Government may be using divided trade union support for SAA’s business rescue plan as a convenient ‘Get out of Jail’ card after the new national budget spelled out that there is no money to rescue the airline, says aviation commentator, Linden Birns.

Economists believe the plan will cost up to R35,5bn (€1.82bn) to implement.

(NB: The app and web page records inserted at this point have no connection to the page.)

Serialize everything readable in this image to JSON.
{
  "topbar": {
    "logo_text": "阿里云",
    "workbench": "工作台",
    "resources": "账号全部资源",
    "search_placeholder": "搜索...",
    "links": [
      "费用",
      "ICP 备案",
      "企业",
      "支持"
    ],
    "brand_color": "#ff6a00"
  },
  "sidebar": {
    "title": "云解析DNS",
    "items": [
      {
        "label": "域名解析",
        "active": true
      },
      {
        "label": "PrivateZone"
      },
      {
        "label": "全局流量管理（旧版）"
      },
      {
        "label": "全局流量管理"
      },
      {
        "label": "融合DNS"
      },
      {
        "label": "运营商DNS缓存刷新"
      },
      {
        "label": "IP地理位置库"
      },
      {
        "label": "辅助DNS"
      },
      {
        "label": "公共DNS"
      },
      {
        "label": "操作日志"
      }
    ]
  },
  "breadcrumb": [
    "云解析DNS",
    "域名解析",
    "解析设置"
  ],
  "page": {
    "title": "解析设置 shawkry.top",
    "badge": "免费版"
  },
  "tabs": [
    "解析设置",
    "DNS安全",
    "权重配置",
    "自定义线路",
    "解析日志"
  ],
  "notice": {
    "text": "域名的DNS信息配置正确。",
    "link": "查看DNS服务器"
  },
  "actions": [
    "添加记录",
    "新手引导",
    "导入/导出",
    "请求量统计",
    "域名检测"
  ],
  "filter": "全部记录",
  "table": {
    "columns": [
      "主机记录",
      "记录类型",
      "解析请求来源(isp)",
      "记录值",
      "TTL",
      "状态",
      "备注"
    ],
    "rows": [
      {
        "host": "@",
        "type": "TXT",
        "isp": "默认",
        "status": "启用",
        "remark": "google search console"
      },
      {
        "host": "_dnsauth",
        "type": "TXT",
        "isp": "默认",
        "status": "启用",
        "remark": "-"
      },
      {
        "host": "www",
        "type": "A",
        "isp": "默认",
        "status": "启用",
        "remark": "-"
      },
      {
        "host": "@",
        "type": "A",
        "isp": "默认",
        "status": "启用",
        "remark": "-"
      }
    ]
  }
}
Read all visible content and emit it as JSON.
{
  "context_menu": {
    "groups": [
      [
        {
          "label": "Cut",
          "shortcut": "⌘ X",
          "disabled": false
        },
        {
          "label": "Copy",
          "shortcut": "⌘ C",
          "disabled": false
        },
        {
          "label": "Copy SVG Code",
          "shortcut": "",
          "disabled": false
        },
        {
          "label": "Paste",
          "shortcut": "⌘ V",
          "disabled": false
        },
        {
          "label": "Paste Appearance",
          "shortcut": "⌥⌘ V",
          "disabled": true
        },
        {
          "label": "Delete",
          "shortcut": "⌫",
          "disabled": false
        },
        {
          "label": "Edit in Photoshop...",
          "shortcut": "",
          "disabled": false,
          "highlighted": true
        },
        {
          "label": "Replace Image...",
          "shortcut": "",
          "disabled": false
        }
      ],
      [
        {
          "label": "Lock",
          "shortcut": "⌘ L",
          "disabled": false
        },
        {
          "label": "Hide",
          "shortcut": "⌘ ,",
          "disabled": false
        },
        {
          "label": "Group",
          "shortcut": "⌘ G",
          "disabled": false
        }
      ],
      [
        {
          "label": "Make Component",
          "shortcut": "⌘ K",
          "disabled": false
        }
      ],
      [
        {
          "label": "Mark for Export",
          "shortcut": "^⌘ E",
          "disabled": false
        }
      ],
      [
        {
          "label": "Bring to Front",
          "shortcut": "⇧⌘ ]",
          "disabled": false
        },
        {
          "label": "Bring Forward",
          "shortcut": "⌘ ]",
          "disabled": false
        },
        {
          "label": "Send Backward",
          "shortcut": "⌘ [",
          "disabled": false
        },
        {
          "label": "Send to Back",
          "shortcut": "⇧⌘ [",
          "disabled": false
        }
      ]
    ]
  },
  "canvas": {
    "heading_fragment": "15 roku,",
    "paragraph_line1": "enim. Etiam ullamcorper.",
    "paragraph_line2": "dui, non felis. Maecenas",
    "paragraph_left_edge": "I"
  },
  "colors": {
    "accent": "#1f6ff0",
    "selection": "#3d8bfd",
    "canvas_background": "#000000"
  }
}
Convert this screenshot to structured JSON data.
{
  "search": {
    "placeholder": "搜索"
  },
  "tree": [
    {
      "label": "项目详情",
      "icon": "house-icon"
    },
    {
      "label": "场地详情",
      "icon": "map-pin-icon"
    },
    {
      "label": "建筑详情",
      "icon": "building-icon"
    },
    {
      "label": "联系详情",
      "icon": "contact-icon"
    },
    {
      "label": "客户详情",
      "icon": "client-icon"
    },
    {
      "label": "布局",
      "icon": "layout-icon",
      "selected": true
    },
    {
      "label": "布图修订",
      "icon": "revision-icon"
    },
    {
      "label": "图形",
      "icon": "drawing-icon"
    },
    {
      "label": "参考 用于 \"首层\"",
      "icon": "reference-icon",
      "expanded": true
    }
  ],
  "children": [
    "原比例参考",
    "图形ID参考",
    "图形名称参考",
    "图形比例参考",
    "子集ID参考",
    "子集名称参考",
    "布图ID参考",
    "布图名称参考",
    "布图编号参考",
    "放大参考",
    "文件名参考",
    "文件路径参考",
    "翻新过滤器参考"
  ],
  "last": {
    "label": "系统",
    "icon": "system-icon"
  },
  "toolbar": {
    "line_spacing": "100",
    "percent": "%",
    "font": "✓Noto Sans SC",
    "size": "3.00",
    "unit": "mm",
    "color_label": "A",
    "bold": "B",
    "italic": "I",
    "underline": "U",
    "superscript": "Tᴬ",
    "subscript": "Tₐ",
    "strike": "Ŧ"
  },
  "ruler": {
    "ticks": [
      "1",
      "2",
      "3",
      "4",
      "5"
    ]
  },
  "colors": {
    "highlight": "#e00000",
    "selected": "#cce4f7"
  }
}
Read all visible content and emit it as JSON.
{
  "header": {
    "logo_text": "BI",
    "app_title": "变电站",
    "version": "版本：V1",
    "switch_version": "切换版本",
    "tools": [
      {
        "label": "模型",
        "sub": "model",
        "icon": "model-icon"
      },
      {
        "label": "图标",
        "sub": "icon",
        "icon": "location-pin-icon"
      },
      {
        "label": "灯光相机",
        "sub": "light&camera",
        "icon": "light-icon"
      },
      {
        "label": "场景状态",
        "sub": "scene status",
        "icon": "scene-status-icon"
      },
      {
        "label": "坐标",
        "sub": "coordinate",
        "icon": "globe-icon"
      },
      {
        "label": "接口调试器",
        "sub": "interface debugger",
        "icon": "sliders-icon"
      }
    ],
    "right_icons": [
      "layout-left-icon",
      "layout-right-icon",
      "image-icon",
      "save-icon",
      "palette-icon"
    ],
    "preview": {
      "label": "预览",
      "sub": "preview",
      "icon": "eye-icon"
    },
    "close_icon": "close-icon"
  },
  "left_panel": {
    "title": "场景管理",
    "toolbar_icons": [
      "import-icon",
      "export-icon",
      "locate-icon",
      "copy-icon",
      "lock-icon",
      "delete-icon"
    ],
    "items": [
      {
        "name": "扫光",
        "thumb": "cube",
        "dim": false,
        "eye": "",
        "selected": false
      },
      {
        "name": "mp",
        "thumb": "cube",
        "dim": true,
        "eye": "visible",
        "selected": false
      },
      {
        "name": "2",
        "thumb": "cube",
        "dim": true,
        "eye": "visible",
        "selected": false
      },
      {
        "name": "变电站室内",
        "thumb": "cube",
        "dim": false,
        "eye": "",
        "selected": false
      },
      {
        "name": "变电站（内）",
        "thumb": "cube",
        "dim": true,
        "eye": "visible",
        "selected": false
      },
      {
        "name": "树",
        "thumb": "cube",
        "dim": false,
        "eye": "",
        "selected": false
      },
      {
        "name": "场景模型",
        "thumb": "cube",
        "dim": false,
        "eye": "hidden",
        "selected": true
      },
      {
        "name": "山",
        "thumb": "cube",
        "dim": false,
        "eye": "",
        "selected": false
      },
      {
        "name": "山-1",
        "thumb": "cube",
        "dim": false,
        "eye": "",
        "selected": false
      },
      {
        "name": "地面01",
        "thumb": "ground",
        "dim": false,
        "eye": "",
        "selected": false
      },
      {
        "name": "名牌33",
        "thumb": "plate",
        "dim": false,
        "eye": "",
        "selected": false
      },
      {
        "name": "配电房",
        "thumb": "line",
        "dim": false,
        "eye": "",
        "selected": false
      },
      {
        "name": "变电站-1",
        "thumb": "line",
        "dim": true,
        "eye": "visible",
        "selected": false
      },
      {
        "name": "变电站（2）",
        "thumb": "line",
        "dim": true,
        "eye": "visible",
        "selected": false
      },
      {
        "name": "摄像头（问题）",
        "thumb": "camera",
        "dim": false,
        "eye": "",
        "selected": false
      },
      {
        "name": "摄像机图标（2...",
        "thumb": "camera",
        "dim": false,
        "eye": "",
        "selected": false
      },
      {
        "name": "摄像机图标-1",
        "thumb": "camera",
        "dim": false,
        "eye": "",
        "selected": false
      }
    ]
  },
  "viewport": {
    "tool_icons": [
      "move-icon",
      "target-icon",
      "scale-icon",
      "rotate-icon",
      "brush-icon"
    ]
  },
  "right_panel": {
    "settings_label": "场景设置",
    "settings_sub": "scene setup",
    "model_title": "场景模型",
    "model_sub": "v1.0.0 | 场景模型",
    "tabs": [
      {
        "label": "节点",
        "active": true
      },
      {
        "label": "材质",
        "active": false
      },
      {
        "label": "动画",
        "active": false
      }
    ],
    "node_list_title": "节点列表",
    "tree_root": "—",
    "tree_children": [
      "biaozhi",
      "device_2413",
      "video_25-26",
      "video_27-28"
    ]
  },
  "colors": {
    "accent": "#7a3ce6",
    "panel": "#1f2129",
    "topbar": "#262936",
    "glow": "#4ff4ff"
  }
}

However, there has been no mention of further SAA funding in the latest budget, nor confirmation of Government claims of interested investors.

Stung by lack of support from three trade unions for the proposed plan, Government has withdrawn from a joint labour forum and accused them of putting the airline and jobs at risk, and creating uncertainty for creditors and potential investors.

Despite Government pressure to push through the plan, the National Union of Metalworkers of South Africa, the South African Cabin Crew Association and the SAA Pilots Association were amongst 69% of creditors who Thursday (June 25) voted to adjourn a creditors meeting.

Others included Airlink, SITA, Sasol, Tourvest tourism group, International Aero Engines and DXC Technology.  Amendments are to be published by July 7 and creditors will reconvene on July 14.

In a statement, the Department of Public Enterprises (DPE) accuses the unions of “contradicting the letter and spirit” of the Leadership Consultative Forum (LCF); taking an “anti-worker stance” by “aligning themselves with a competitor” by supporting Airlink’s motion to adjourn the vote; and putting “SAA on a path towards possible liquidation”.

It further complains that forum participants leaked confidential information and publicly attacked the DPE.  The department urges employees to accept a generous voluntary severance package – reportedly totalling R580 000 (€28 990) per employee – which is supported by a social plan and a skills development programme.

“The LCF always looked like a political ploy to placate the unions, especially Numsa and SACCA, as they are more likely to represent ANC voters,” comments Birns. “It was never clear just how the LCF would work as a parallel process and not one that was integral to the BRPs' method. The DPE possibly thought it could foist it on to the BRPs, but all they've done is make politically expedient promises that, thanks to the budget, cannot be kept,” he says.

Airlink CEO and MD, Rodger Foster, says the DPE’s move amounts to bullying, saying all creditors have raised equally valid, unanswered questions. “They all speak to the fairness, viability, plausibility, funding and legality of the rescue plan, the business rescue process and its compliance with the Companies Act, as well as the BRPs’ independence.  The outcome was a 69% vote to adjourn the meeting in order for the BRPs to openly and honestly address these concerns and to put forward the necessary amendments to the plan.”

He adds: “Nobody denies the bigger economic benefit of having an airline capable of connecting South Africa with key African and long-haul markets.  What is needed is a credible plan to resuscitate SAA, with a reasonable settlement arrangement that does not unfairly prejudice some stakeholders in favour of others in eliminating SAA’s debt and liability at the expense of certain creditors.”